“It just feels like this is a continuation of that moment with so many players back on the team and seeing those guys that are such leaders,” Harlan said.

“We know we lost a couple of incredible leaders and we respect that, but we have such a great group here that’s been so focused from the moment that the season ended until now. It just feels like a continuation of last year. I know they’re really excited.”

Quarterback Cam Rising said that playing in the Swamp is something he’s been thinking about for a while.

“That’s a spot where I’ve always wanted to go play, I’ve always wanted to see,” he said. “To be on the other side of it and have that atmosphere be there is something I’m looking forward to. I just can’t wait to get the guys down there and go play some ball.”

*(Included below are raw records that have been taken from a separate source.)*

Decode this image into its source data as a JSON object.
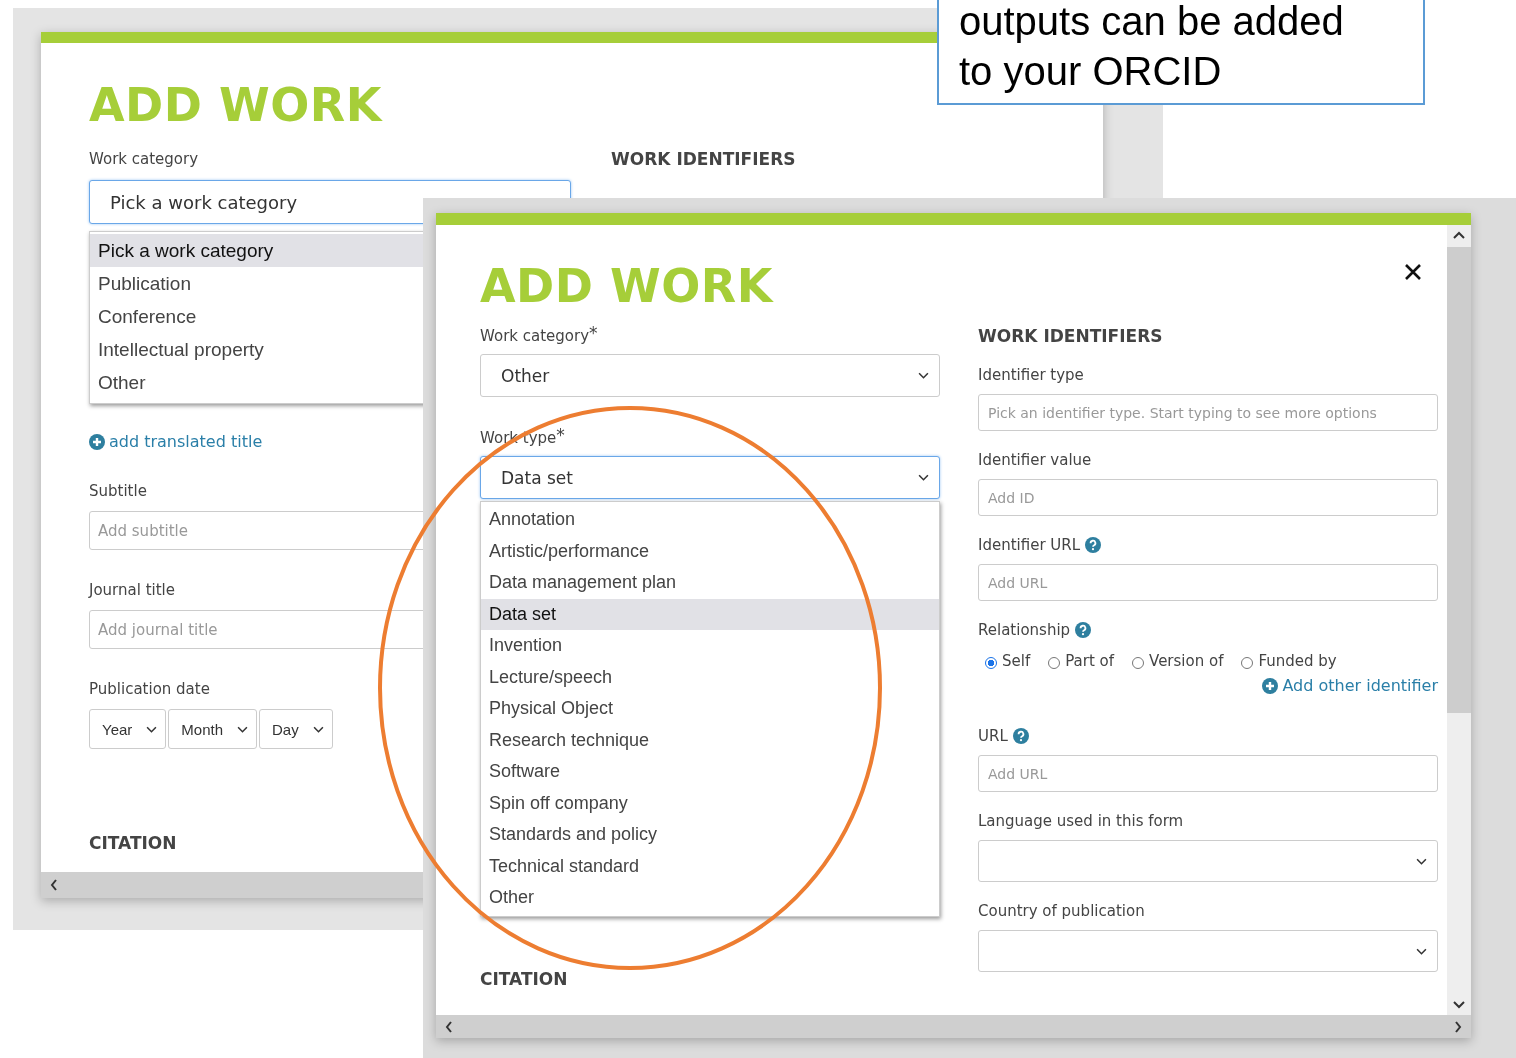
{
  "callout": {
    "lines": [
      "outputs can be added",
      "to your ORCID"
    ]
  },
  "back_dialog": {
    "title": "ADD WORK",
    "identifiers_heading": "WORK IDENTIFIERS",
    "work_category": {
      "label": "Work category",
      "value": "Pick a work category",
      "options": [
        {
          "label": "Pick a work category",
          "selected": true
        },
        {
          "label": "Publication",
          "selected": false
        },
        {
          "label": "Conference",
          "selected": false
        },
        {
          "label": "Intellectual property",
          "selected": false
        },
        {
          "label": "Other",
          "selected": false
        }
      ]
    },
    "translated_title_link": "add translated title",
    "subtitle": {
      "label": "Subtitle",
      "placeholder": "Add subtitle"
    },
    "journal_title": {
      "label": "Journal title",
      "placeholder": "Add journal title"
    },
    "publication_date": {
      "label": "Publication date",
      "selects": [
        "Year",
        "Month",
        "Day"
      ]
    },
    "citation_heading": "CITATION"
  },
  "front_dialog": {
    "title": "ADD WORK",
    "required_mark": "*",
    "work_category": {
      "label": "Work category",
      "value": "Other"
    },
    "work_type": {
      "label": "Work type",
      "value": "Data set",
      "options": [
        {
          "label": "Annotation",
          "selected": false
        },
        {
          "label": "Artistic/performance",
          "selected": false
        },
        {
          "label": "Data management plan",
          "selected": false
        },
        {
          "label": "Data set",
          "selected": true
        },
        {
          "label": "Invention",
          "selected": false
        },
        {
          "label": "Lecture/speech",
          "selected": false
        },
        {
          "label": "Physical Object",
          "selected": false
        },
        {
          "label": "Research technique",
          "selected": false
        },
        {
          "label": "Software",
          "selected": false
        },
        {
          "label": "Spin off company",
          "selected": false
        },
        {
          "label": "Standards and policy",
          "selected": false
        },
        {
          "label": "Technical standard",
          "selected": false
        },
        {
          "label": "Other",
          "selected": false
        }
      ]
    },
    "citation_heading": "CITATION",
    "identifiers_heading": "WORK IDENTIFIERS",
    "fields": [
      {
        "kind": "input",
        "label": "Identifier type",
        "placeholder": "Pick an identifier type. Start typing to see more options",
        "help": false
      },
      {
        "kind": "input",
        "label": "Identifier value",
        "placeholder": "Add ID",
        "help": false
      },
      {
        "kind": "input",
        "label": "Identifier URL",
        "placeholder": "Add URL",
        "help": true
      },
      {
        "kind": "radios",
        "label": "Relationship",
        "help": true,
        "options": [
          {
            "label": "Self",
            "selected": true
          },
          {
            "label": "Part of",
            "selected": false
          },
          {
            "label": "Version of",
            "selected": false
          },
          {
            "label": "Funded by",
            "selected": false
          }
        ]
      },
      {
        "kind": "link",
        "label": "Add other identifier"
      },
      {
        "kind": "input",
        "label": "URL",
        "placeholder": "Add URL",
        "help": true
      },
      {
        "kind": "select",
        "label": "Language used in this form",
        "help": false
      },
      {
        "kind": "select",
        "label": "Country of publication",
        "help": false
      }
    ]
  }
}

Added cornerback Clark Phillips III: “It’s special. It’s our first game of the season so I guess it’s something we look forward to and we’re grateful for it. I know a lot of people are going to be excited to watch that matchup. It’s the SEC. A lot of people respect them. We’ll be able to show them what we can do, too.”